* Task brief: Copy every line in the records below that contains the word "photos".

[Component data from apps and pages]
....................
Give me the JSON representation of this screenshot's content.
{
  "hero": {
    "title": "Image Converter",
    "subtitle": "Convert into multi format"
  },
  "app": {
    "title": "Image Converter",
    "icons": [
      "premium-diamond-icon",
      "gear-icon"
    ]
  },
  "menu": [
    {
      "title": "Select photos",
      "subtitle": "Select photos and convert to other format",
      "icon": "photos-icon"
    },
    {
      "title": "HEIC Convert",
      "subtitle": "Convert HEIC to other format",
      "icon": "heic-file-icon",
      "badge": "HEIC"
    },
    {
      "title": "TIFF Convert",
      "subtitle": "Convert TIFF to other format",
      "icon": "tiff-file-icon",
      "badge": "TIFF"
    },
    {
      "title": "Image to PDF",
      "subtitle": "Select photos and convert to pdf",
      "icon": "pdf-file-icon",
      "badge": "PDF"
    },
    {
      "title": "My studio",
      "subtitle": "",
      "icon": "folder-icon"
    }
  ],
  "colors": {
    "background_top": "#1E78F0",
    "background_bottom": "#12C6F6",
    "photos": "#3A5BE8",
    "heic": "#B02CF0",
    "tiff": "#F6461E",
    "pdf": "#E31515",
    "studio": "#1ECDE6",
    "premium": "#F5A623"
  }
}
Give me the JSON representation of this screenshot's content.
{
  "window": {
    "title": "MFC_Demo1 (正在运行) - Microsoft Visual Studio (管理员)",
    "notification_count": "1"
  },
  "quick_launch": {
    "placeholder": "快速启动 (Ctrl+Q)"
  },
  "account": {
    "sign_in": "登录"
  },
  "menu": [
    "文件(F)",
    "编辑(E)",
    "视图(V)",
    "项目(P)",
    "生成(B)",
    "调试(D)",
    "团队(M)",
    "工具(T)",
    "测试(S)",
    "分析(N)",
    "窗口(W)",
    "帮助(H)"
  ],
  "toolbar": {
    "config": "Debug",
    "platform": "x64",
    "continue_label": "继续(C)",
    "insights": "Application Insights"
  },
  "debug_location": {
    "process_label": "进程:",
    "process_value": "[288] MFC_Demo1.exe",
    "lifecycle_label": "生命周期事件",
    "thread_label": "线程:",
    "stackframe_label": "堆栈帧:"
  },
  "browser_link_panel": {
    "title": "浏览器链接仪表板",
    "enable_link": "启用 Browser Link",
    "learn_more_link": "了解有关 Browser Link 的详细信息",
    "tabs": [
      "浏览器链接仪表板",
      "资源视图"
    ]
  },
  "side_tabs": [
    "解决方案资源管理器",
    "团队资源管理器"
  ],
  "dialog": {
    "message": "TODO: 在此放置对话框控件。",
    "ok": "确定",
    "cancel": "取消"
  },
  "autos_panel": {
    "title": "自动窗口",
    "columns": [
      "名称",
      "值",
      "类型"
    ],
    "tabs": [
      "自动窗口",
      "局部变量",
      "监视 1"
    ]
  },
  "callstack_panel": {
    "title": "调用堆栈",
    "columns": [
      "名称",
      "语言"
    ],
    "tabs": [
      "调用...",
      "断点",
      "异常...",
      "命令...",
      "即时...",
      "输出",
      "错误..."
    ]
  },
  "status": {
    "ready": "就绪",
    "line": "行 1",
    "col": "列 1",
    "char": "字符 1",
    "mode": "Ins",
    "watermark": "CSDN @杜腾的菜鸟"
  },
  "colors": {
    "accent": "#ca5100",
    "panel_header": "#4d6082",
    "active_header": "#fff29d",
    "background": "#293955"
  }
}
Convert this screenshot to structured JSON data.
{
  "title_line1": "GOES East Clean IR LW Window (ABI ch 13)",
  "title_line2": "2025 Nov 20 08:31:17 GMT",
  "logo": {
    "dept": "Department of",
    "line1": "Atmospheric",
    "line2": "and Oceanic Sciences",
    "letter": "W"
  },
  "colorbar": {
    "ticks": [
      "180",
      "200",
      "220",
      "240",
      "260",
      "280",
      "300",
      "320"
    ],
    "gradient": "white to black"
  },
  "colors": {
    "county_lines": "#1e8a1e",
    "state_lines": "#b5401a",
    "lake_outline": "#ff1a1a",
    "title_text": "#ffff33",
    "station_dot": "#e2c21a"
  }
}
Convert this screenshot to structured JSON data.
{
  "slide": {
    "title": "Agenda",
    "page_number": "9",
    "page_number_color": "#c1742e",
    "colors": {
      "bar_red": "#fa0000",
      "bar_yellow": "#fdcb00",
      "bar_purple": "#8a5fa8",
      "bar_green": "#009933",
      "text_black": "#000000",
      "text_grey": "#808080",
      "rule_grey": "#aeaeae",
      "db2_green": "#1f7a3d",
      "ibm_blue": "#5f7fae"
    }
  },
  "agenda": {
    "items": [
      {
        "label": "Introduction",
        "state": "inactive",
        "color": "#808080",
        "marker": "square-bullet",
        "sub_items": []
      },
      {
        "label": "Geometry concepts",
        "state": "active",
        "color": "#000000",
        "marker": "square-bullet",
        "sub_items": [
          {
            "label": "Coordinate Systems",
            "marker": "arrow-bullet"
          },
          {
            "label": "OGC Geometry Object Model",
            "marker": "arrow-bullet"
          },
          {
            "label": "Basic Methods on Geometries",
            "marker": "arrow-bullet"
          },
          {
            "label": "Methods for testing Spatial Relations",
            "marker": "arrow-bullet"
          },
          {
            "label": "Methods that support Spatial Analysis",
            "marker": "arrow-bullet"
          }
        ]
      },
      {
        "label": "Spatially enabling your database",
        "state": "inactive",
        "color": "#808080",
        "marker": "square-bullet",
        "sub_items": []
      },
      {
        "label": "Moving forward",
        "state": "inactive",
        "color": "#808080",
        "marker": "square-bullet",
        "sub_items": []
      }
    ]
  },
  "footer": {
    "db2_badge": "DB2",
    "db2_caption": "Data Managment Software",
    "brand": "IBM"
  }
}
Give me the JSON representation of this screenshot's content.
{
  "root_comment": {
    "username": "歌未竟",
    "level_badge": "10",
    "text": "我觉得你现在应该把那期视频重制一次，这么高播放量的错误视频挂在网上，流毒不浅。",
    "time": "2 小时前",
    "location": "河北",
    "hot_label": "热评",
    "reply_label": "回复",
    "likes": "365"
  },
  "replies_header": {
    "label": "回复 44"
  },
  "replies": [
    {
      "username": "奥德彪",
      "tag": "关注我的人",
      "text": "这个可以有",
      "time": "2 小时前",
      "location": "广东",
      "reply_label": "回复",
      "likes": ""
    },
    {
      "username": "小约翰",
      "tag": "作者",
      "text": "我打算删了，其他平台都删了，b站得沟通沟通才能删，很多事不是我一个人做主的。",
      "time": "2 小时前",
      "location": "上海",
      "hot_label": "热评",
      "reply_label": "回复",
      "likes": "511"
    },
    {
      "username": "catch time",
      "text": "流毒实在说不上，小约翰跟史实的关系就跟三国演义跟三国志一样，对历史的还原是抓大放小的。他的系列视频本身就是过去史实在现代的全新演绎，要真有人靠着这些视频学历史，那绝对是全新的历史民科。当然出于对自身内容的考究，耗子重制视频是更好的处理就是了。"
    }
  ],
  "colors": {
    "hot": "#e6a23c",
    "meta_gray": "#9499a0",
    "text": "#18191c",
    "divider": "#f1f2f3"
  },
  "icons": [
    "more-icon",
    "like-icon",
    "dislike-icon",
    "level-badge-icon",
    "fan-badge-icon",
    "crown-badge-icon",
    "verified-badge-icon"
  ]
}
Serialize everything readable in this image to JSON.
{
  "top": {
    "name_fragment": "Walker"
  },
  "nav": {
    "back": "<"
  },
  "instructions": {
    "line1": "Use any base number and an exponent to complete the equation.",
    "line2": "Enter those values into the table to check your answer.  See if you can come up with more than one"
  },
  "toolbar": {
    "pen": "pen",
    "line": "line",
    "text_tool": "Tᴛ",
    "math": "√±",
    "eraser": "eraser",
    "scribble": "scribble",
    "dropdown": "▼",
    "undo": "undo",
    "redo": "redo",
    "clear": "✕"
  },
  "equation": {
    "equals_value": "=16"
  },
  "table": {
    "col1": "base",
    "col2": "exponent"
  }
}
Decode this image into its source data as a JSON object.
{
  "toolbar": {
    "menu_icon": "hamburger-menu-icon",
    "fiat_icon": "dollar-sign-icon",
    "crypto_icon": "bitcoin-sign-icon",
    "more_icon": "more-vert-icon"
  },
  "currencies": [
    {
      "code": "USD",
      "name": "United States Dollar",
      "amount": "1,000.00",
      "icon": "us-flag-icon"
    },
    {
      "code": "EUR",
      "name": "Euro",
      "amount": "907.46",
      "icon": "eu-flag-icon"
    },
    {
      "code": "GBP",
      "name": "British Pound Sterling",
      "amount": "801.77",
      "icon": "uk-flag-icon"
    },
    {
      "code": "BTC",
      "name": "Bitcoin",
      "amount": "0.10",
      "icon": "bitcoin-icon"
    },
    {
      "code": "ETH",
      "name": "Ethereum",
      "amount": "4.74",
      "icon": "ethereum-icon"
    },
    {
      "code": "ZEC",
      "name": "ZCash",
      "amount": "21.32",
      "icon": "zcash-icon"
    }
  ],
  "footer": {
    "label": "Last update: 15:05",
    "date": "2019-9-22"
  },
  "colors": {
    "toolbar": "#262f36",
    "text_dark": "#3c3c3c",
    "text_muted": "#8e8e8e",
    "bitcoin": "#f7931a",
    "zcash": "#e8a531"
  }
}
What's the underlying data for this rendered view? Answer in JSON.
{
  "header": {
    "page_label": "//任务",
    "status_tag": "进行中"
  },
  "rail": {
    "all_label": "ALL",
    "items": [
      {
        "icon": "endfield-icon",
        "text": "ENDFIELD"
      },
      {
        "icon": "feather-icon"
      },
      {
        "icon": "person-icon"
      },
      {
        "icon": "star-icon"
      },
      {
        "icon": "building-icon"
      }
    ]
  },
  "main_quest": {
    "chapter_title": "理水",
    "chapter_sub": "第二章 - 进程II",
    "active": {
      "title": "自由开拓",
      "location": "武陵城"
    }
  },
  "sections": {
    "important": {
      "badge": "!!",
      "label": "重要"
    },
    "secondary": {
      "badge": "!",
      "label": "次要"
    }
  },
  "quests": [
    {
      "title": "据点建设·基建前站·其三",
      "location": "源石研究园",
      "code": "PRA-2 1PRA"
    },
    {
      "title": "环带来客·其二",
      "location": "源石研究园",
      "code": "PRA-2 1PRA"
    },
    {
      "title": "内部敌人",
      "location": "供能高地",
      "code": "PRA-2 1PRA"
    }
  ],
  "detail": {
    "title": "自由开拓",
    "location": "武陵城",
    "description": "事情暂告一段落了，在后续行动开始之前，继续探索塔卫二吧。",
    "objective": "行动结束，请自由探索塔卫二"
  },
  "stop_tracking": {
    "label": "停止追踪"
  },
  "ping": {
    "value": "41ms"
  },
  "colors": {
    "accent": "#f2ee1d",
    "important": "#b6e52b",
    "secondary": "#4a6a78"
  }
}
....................
* Solved problem:
      "title": "Select photos",
      "subtitle": "Select photos and convert to other format",
      "icon": "photos-icon"
      "subtitle": "Select photos and convert to pdf",
    "photos": "#3A5BE8",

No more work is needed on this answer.